WASHINGTON -- Like other U.S. trainers with the Afghan force that day, former Army Capt. William Swenson had expected light resistance. Instead, the contingent walked into a furious six-hour gunfight with Taliban ambushers in which Swenson repeatedly charged through intense fire to retrieve wounded and dead.
The 2009 battle of Ganjgal is perhaps the most remarkable of the Afghan war for its extraordinary heroism and deadly incompetence. It produced dozens of casualties, career-killing reprimands and a slew of commendations for valor. They included two Medal of Honor nominations, one for Swenson.
Yet months after the first living Army officer in some 40 years was put in for the nation’s highest military award for gallantry, his nomination vanished into a bureaucratic black hole. The U.S. military in Afghanistan said an investigation had found that it was “lost” in the approval process, something that several experts dismissed as improbable, saying that hasn’t happened since the awards system was computerized in the mid-1970s.
In fact, the investigation uncovered evidence that suggests a far more troubling explanation. It showed that as former Marine Cpl. Dakota Meyer’s Medal of Honor nomination from the same battle sailed toward approval despite questions about the accuracy of the account of his deeds, there may have been an effort to kill Swenson’s nomination.
Swenson’s original nomination was downgraded to a lesser award, in violation of Army and Defense Department regulations, evidence uncovered by the investigation showed.
Moreover, Swenson’s Medal of Honor nomination “packet,” a digitized file that contains dozens of documents attesting to his “heroism . . . above and beyond the call of duty,” disappeared from the computer system dedicated to processing awards, a circumstance for which the military said it has “no explanation.”

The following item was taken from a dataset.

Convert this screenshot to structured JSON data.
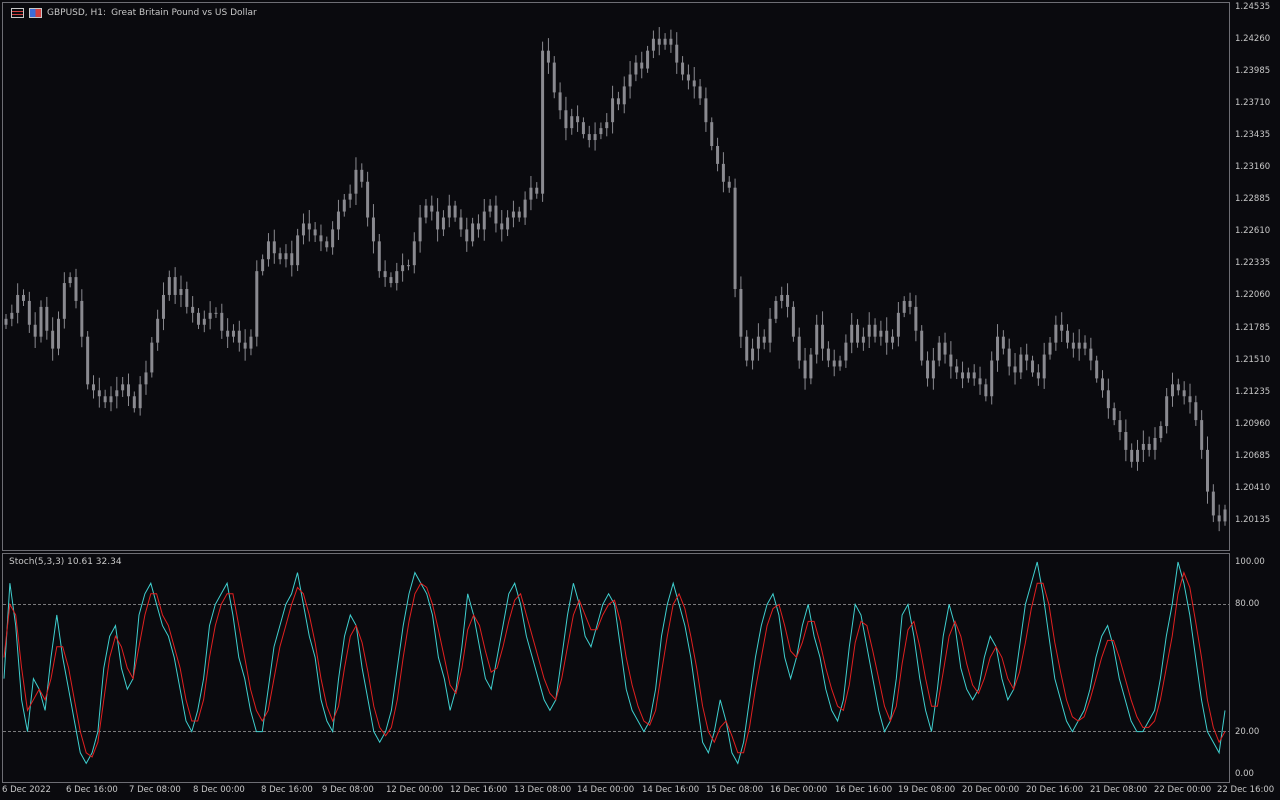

The unpublished findings, which McClatchy has reviewed, threaten to taint a military awards process that’s designed to leave no margin of doubt or possibility of error about the heroism and sacrifices of U.S. service personnel. They also could bolster charges by some officers, lawmakers, veterans’ groups and experts that the process is vulnerable to improper interference and manipulation, embarrassing the military services and the Obama administration.
“The whole awards system is just totally jacked up,” said Doug Sterner, a military historian who’s made a career of verifying the authenticity of commendations.
The Pentagon and the military services deny that the system is flawed, and the U.S. command in Afghanistan denied that there was any attempt to downgrade Swenson’s Medal of Honor nomination.
Yet despite the possibility of malfeasance or worse, no further effort was made to determine what happened. The “discrepancies” posed by the evidence of a downgrade to a Distinguished Service Cross “could not be resolved,” the investigators said.
Swenson’s nomination was resubmitted last year. President Barack Obama must approve it before Sept. 8, the third anniversary of the battle, or it expires and can only be revived by an act of Congress.
It couldn’t be determined whether there was an effort to kill Swenson’s Medal of Honor nomination, but there are several possible motives for doing so.